A time may come when you will need someone to handle financial transactions or make or communicate medical decisions on your behalf. If you have not already chosen someone in a properly executed document, the court will step in and, using state law, choose the person who will make the important decisions for you. This may or may not be someone you would have chosen for yourself. Below are a couple of the important roles that, to properly protect yourself, you should name someone you trust to fill.
Agent under a Financial Power of Attorney
The agent in a financial power of attorney is the individual who carries out financial transactions (such as signing checks, opening a bank account, and paying bills) on your behalf. The duration and scope of the agent’s authority are spelled out in the financial power of attorney. No matter whom you choose, it is important that your agent be responsible, trustworthy, keep detailed records regarding the financial transactions they undertake on your behalf, and have the time to dedicate to the role. If you have no family member or friend whom you trust to manage your financial transactions, you can hire professionals to assist you.
Agent under a Medical Power of Attorney
If you cannot communicate or make medical decisions, someone else will have to do it for you. By properly naming this person in a medical power of attorney, you retain control over who will make medical decisions for you instead of allowing a judge to select someone. When choosing this person, you must make sure that they understand your wishes, will follow them, and are available to make or communicate them. If you have no trusted family member to be your medical agent, consider a close friend or a trusted professional. However, be aware that Texas state law prevents your current doctor from acting as your agent.
Choosing the Right Recipients
If you do not have an estate plan prepared, Texas’ intestacy statute will determine who receives your money and property, and the amount each legal heir will receive. While intestacy laws vary by state, here in Texas, money and property go first to a surviving spouse, then to descendants (children or grandchildren), then to parents, siblings, and siblings’ children, and grandparents in that order, depending on who survives you.
Additionally, if you have a life insurance policy and fail to designate a beneficiary, the proceeds from the policy may be paid to your estate. This can necessitate the costly and time-consuming probate process. Similarly, if your retirement account does not have a named beneficiary, that account may also end up going through probate, which may cause unintended income tax consequences or distributed according to the default rules of the account agreement.
Proper Tax Planning
The federal tax system gives preferential treatment to married people, sorry single folks. Married couples can take advantage of the estate tax marital deduction and transfer an unlimited amount of money and property, tax free, to the surviving spouse when one spouse dies. In addition, married individuals are allowed to add any remaining part of their deceased spouse’s exemption amount to their own exemption amount. As a single person, you have only your lifetime exemption ($11,700,000 in 2021).
Similar to a married individual, you can give away up to the annual exclusion amount ($15,000 in 2021) without having to file a gift tax return and pay gift tax. However, married individuals can make larger gifts and split the amount between them. For example, Spouse 1 and Spouse 2 can give $30,000 to their child without having to pay gift tax. In this case, a return may still be necessary, but if Spouse 1 and Spouse 2 agree to split the gift, each is technically giving only $15,000 to their child.

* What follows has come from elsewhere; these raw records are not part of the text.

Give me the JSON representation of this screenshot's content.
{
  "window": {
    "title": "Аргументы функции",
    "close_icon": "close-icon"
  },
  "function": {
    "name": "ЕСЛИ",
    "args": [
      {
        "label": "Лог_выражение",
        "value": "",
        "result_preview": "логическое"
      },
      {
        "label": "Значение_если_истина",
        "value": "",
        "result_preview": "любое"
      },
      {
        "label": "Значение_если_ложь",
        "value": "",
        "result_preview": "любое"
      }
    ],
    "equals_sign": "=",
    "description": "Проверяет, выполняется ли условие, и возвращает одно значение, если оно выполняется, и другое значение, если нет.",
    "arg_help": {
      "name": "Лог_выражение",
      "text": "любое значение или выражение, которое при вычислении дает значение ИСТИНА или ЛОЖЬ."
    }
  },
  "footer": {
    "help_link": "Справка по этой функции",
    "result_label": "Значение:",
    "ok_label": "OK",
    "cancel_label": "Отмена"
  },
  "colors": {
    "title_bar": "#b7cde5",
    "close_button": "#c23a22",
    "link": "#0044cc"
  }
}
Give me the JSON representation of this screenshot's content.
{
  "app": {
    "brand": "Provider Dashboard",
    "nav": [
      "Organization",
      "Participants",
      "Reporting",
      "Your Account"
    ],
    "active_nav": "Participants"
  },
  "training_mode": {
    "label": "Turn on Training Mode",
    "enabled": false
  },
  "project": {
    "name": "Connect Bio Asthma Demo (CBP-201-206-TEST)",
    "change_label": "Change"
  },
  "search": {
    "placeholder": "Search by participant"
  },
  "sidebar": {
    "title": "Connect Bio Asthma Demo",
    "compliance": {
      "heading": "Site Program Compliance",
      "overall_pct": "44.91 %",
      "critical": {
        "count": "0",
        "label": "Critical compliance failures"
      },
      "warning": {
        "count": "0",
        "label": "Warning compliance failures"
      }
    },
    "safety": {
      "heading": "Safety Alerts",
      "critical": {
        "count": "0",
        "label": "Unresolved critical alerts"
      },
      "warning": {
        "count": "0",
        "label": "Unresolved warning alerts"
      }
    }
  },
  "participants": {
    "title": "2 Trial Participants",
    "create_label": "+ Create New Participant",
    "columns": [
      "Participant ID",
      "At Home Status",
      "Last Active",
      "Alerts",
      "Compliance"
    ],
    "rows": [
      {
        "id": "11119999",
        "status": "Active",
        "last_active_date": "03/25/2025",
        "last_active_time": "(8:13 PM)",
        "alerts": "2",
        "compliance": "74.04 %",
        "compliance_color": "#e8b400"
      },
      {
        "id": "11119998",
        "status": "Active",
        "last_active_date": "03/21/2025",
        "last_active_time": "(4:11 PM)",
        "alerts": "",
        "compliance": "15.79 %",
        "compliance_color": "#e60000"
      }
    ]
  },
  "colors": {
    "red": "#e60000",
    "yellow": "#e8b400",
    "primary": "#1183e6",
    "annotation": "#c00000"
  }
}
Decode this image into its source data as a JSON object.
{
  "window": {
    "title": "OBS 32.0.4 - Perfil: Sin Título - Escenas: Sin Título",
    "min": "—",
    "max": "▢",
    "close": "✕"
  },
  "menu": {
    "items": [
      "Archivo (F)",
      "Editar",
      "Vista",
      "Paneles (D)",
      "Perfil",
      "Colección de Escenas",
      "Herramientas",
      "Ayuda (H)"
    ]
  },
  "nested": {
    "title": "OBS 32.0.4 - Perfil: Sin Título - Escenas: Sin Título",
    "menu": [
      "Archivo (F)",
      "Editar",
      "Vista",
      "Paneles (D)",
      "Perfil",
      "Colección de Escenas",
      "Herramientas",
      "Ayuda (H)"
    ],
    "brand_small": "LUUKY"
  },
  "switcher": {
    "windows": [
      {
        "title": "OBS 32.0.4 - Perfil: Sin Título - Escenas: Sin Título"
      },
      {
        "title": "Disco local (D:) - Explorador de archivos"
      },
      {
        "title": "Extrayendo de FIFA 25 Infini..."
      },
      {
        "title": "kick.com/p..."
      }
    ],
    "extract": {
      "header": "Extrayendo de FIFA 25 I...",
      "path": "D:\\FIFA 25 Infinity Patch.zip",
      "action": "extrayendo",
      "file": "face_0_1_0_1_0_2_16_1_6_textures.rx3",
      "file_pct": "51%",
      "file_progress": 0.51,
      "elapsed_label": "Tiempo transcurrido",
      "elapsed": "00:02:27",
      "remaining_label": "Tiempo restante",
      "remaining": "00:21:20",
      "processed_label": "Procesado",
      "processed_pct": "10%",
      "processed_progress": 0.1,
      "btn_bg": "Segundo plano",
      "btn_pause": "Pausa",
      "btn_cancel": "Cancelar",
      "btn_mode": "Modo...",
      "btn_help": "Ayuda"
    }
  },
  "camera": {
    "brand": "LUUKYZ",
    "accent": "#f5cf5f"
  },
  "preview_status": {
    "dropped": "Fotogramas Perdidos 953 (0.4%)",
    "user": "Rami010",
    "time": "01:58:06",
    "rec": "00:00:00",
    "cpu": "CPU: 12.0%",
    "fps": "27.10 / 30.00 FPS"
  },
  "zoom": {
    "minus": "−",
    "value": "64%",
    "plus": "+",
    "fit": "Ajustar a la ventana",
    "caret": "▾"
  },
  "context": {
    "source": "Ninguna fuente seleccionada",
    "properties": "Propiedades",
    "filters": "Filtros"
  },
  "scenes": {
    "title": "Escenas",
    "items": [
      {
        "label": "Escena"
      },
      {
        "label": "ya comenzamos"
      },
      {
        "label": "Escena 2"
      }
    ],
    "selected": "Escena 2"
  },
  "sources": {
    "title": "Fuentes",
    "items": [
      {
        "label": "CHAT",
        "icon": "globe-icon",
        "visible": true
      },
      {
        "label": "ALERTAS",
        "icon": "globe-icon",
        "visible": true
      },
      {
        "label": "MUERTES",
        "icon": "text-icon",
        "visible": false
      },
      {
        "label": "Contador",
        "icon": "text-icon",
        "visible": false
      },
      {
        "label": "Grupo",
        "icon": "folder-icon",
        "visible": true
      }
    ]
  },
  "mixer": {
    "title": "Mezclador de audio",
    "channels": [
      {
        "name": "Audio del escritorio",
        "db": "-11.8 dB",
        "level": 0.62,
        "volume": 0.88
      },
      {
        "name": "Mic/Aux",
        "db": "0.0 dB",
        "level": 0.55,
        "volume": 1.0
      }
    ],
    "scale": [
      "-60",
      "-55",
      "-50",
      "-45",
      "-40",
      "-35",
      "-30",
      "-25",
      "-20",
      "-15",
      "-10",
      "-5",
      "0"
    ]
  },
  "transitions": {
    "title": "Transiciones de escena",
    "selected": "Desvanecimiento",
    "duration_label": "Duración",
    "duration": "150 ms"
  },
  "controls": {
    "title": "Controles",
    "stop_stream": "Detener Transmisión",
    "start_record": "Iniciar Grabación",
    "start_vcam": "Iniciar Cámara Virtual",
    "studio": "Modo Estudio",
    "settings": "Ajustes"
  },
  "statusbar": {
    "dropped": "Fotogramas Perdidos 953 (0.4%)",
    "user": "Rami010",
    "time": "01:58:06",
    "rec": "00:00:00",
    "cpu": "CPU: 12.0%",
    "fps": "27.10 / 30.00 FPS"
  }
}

Because you can use only your lifetime exclusion amount and the annual exclusion amount, if you are very wealthy, you may need to engage in tax planning earlier and it may be more complex.
We Are Here to Help You
Completing your estate plan allows you to take control by providing instructions about what is to happen during your life and at your death. Estate plans can be drafted in a number of different ways to ensure that your unique wishes are carried out. Call us today to learn more about how we can help ensure that your legacy is protected and that the people and causes you care about are provided for. We have the expertise and experience to help ensure that your estate plan will work for you and your family exactly as you intend. Nielsen Law PLLC provides family focused estate planning to individuals and families in Austin, Round Rock, Cedar Park, and the Central Texas area. For more information and to learn about our firm, please contact us.